Mango_Man: Mom,I love a girl from my college and want to marry her.

: Idiot!! You have been more into dating than concentrating on studies it seems. Hey!!(To father) just look how our son has been wasting time in college nowadays!!

: Idiot!! When did it all start?? You have been just wasting my money all along. Please for god’s sake concentrate on your studies and do not waste time running behind some random chick.

Mango_Man: But I love her and just can’t live without her.

Father: All this shit in his brains is perhaps from the western lifestyle our teenagers are emulating.

Mother: Perhaps there was some mistake on my part in his upbringing that he is behaving in such a manner.

: But don’t we Indians were the ones who supported Child Marriage once. How could those children manage their personal, professional and social life?? I just do not understand why Indian parents are just so cynical about the word “love” at the first place. Why don’t you all understand that romance and academics goes hand in hand and does not necessarily affect each other?

Now let us understand why our Mango_Man and his parents had a difference in opinion regarding ‘LOVE’. Mango_Man’s parents were born and brought up in an environment where ‘love, relationship & sex’ were rarely discussed in public forums while our beloved Mango_Man grew in the post liberalization period. The fast developing consumer market not only allowed entry to new technologies but also to western ideas and thoughts. Mango_Man grew up watching TV soaps on channels like Star World, HBC etc. So the notion of love and relationship became more common to him than ever before. Not that Indian cinema or television media doesn’t portray love but more often than not it has been in the negative.It has been fed into the young Indian minds that teenage love is just a waste of time.

Now let us get into a bit of biology now, now a days boys and girls attain puberty a little earlier than generations before(mainly attributed to poor lifestyle and eating habits) which makes it very natural for children to take interest in the opposite gender. Any attempt to control these feelings might just be cataclysmic to overall psychology of the child.So instead of forcing children to control these feelings, parents should ensure that the topic is well discussed in the household.Parents should be frank enough to discuss their ward’s love life with him/her and try to guide them rather than being irrational to the matter.Parents’ all over the world irrespective of nationality should always try to be behind their children’s back rather than holding their hands and showing them their path.This will not only infuse a sense of self-reliance but also allow children to take better decisions in their life. We Indians fail to understand the very dynamics of puberty.Legal age for marriage has been set at 21 for boys while 18 for girls which is on average some 7-8 years after one attains puberty, adding to sexual stress and thus affecting our productivity.The disapproval from parents is more counter-productive than otherwise thought and brings about fear and anxiety in the teenagers.

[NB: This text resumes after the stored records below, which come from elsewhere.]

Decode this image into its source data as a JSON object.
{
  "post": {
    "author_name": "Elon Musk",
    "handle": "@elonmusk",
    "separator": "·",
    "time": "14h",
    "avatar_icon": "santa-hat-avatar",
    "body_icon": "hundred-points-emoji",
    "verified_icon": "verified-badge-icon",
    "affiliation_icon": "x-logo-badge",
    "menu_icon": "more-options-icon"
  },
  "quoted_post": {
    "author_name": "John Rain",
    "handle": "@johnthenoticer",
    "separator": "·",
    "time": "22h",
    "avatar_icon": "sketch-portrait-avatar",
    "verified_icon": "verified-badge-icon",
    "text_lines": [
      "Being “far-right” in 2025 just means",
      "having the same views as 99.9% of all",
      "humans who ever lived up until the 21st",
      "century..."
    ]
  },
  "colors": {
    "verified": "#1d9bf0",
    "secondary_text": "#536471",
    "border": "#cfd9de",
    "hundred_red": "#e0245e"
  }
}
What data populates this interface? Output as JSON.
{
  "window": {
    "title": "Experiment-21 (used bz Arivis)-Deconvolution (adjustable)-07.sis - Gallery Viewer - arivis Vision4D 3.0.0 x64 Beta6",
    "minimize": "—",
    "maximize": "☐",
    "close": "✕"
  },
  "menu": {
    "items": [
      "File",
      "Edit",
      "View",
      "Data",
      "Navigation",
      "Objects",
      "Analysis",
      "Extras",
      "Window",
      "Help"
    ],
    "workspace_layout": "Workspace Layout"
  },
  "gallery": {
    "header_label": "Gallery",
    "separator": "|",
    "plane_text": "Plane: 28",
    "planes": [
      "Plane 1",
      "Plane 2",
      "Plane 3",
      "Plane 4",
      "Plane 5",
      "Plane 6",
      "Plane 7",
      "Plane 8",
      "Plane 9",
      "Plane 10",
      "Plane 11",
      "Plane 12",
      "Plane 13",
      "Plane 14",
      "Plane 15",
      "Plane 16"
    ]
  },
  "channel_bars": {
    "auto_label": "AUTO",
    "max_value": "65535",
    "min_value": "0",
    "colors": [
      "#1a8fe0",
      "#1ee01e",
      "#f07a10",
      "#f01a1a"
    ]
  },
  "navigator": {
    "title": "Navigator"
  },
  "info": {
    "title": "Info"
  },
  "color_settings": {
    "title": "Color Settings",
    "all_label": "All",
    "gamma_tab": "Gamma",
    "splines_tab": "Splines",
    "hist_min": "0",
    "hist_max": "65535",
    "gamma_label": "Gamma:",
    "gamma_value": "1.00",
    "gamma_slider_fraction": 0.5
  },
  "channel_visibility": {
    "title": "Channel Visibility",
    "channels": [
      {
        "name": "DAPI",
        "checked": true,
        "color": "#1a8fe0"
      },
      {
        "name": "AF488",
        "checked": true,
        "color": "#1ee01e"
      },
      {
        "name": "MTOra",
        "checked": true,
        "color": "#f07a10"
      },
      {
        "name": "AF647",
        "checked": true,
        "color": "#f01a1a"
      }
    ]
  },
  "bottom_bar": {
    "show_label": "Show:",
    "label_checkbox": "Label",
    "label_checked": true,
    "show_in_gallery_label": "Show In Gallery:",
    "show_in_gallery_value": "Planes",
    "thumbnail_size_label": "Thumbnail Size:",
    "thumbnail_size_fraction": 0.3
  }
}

Coming to the effect of romantic relationships on one’s academics. The idea that getting into relationships badly hampers academics is extremely callow and jejune. For the matter of fact, this very idea was embedded deep into Indian minds by the British culture which believed that young men and women should not be allowed to intermix with each other and it reduces their rational thinking. But even when the British society has moved forward over the years then why is it that Indian society is finding it tough to accept this notion?

To answer the above question we need to understand the concept of Power Distance Index first. Wikipedia defines PDI as” Power distance is the extent to which the less powerful members of organizations and institutions (like the family) accept and expect that power is distributed unequally.” This can be used to explain how teenagers react to conflicting ideas with their parents. India having a higher PDI (77 on a scale of 100)means that Indian teenagers find it really tough to rebel against what their parents have to say. While British culture, whose PDI is just 35, find it easy to accept new philosophies. I do acknowledge this might be just too much to digest, so I am concluding with the note that I am particularly neither against nor in support of the notion of ‘teenage love’ but what I want our youngsters to do is to follow their heart and interact with their elders as much as possible. The interaction should not be a mere discussion and you ending up nodding and accepting whatever they have to say but rather it should be a more holistic debate where ideas are exchanged and new thoughts are respected and absorbed equally well in one’s life. With this only can we reduce the prevailing generation gap that we experience in our daily lives.